One thing is clear: NFL teams are going to open their training camps. By the CBA, they have the authority to do so. What happens after that is more up in the air. Presumably, the vast majority of players will choose to show up. They will reserve the right to file grievances through the NFLPA about possible unsafe working conditions related to the prevention of the spread of the coronavirus.
Last week, during a conference call, DeMaurice Smith made it pretty clear that this was the case. By July 28, all teams’ training camps will or should be open unless the date ends up getting moved between now and then. But July 28 is the date to be on track to start the regular season on time.
One thing that Smith said was that NFL team doctors had expressed to the union their belief that it was generally safe, despite some reservations, for players to return to work. In spite of the fact that it was the executive director of the union conveying this message, however, it was difficult for players to take seriously.
Including Eric Ebron of the Pittsburgh Steelers, who retweeted a Pro Football Talk article highlighting Smith’s comments, saying that “we don’t even let ‘team’ doctors do our surgeries”, complete with a laughing-with-tears emoji, adding that it is “not credible”.
We don’t even let “Team” doctors do our surgeries. 😂 this not credible https://t.co/qGOmtxGuFb
— Eric Ebron (@Ebron85) July 17, 2020
NFL team doctors are organizational employees who work for the team. There have been many controversies with team doctors over the years, including the Pittsburgh Steelers. Former team physician Richard Rydze was sentenced to 10 years in prison for illegally distributing steroids, painkillers and HGH.
Separately, the Steelers and their medical and training staff were featured prominently in a lawsuit against the league filed by former players accusing team physicians of irresponsibly dispensing painkillers to players rather than actually treating them, without concern for their wellbeing. Among others, Glen Edwards, a safety from the 70s team, was a plaintiff. John Norwig and James Bradley were named in the lawsuit.
Last year, we saw former New York Jets guard Kelechi Osemele go rogue in getting a second opinion on his knee when the team’s doctor refused to recommend surgery. He got surgery on his own, and then the team released him.
Ebron has a bone to pick with the NFL on this topic as well. He contends that he played through last season with the Indianapolis Colts with a torn groin, and made the decision to have surgery before the season was over, with the team seemingly reluctant to go along with it.

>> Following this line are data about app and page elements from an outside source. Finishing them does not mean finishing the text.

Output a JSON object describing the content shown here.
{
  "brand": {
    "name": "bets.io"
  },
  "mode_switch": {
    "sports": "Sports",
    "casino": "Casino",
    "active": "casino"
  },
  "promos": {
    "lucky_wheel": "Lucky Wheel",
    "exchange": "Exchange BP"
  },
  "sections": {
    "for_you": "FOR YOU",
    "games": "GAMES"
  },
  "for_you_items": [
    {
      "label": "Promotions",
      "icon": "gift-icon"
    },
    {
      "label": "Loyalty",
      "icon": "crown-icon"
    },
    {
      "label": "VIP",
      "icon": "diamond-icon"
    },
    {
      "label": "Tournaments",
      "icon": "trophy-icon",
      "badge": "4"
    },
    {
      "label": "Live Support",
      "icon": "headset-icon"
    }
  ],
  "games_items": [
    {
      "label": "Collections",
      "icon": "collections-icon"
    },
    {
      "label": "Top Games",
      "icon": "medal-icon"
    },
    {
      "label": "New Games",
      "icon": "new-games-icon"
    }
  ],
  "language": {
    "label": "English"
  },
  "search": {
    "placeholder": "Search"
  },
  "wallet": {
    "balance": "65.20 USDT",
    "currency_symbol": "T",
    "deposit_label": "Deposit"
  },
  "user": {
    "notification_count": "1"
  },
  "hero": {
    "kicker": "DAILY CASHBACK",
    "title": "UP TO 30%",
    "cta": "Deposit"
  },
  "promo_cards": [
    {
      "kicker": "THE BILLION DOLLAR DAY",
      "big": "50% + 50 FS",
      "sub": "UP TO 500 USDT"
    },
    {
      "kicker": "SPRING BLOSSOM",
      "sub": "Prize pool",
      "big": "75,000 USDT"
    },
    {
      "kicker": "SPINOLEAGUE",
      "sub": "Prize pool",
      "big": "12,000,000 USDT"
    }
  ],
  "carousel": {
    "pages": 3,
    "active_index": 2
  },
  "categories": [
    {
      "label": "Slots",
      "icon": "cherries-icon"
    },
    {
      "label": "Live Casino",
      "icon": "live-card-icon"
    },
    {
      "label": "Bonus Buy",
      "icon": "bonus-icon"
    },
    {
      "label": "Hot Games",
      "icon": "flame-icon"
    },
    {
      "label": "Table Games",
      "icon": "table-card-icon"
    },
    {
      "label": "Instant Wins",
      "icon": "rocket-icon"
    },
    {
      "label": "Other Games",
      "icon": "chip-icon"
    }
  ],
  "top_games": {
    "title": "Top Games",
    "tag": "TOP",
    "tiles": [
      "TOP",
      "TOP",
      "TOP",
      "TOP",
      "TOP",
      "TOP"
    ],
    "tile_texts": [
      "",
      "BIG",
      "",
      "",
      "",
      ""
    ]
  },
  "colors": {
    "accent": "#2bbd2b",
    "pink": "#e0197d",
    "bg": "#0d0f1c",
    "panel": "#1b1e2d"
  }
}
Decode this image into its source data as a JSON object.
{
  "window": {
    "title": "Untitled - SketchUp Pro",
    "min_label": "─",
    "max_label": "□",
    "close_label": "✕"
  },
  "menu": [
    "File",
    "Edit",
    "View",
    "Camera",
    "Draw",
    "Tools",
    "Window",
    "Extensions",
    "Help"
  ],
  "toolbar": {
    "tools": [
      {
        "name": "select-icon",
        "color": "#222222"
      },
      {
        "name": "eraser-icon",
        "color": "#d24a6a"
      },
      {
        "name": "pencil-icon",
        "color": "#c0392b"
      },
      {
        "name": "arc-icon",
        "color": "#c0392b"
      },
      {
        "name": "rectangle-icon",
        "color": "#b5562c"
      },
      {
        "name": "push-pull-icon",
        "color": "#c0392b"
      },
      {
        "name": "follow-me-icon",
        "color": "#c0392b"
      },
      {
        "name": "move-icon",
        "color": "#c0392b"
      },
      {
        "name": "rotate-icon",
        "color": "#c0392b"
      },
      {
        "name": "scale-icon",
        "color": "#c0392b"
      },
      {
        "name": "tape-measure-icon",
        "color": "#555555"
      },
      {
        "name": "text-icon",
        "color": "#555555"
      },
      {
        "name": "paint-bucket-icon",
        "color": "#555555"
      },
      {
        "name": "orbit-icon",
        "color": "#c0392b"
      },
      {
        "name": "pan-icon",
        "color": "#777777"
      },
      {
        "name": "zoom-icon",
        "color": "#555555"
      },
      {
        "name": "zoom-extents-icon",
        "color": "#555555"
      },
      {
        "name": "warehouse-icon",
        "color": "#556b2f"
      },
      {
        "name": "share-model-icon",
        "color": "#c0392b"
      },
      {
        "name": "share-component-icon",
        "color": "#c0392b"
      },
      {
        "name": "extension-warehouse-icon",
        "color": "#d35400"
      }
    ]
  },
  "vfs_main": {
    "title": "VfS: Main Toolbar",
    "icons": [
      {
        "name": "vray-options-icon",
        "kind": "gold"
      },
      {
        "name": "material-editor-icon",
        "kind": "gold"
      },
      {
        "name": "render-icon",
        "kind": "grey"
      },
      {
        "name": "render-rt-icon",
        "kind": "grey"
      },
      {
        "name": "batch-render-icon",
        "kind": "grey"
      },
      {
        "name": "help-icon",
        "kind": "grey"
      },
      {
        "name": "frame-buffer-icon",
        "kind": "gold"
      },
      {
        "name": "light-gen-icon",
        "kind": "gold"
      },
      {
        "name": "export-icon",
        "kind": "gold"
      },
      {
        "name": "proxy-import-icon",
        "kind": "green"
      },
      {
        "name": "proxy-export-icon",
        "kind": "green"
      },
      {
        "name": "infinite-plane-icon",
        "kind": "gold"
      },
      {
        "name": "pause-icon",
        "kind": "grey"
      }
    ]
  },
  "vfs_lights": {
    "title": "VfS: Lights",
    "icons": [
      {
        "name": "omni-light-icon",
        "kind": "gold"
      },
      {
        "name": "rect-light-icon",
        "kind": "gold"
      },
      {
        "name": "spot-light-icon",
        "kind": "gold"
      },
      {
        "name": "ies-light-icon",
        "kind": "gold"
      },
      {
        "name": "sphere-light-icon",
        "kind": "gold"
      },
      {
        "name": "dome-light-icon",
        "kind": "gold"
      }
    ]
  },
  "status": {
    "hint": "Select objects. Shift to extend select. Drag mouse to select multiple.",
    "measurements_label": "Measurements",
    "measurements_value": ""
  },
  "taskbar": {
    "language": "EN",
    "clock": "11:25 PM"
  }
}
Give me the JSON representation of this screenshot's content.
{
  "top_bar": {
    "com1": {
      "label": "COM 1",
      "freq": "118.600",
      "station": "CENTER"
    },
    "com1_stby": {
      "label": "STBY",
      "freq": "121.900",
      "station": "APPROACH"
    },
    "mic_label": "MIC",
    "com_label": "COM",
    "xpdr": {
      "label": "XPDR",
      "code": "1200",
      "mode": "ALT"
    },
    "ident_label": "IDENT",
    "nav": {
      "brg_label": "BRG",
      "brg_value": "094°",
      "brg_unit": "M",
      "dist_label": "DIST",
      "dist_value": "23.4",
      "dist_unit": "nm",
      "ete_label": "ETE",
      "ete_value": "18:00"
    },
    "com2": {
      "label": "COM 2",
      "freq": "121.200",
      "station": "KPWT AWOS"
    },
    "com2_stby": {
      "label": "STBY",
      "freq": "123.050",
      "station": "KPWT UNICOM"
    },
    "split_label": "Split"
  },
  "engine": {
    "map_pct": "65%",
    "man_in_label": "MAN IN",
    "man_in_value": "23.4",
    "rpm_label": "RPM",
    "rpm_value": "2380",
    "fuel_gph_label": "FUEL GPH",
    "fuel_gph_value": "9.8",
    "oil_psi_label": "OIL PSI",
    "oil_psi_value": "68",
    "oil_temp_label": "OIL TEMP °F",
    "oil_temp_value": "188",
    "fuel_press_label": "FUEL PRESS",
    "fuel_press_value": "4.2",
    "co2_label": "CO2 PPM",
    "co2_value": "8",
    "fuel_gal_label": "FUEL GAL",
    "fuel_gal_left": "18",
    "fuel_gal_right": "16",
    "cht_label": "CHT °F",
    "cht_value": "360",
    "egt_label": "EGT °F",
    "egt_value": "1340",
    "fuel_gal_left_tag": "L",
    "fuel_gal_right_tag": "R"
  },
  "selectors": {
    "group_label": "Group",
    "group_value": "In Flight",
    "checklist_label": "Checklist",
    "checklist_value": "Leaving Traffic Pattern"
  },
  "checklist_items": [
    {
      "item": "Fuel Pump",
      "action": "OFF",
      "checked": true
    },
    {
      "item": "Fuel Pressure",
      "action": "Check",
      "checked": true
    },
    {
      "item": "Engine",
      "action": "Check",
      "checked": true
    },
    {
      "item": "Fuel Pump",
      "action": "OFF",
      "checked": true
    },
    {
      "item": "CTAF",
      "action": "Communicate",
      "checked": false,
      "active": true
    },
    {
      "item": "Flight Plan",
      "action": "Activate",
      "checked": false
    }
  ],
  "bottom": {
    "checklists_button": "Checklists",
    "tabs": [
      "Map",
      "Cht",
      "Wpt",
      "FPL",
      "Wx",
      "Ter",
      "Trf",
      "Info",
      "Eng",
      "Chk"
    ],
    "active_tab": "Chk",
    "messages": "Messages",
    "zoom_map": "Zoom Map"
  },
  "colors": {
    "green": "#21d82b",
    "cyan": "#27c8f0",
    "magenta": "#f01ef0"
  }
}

A number of others players have also responded to this story voicing their concerns with the credibility of team doctors telling the players union that they think it’s fine, through humor. Some prominent players, such as former Raven tackle Eugene Monroe, have campaigned to reform the use of painkillers in the NFL.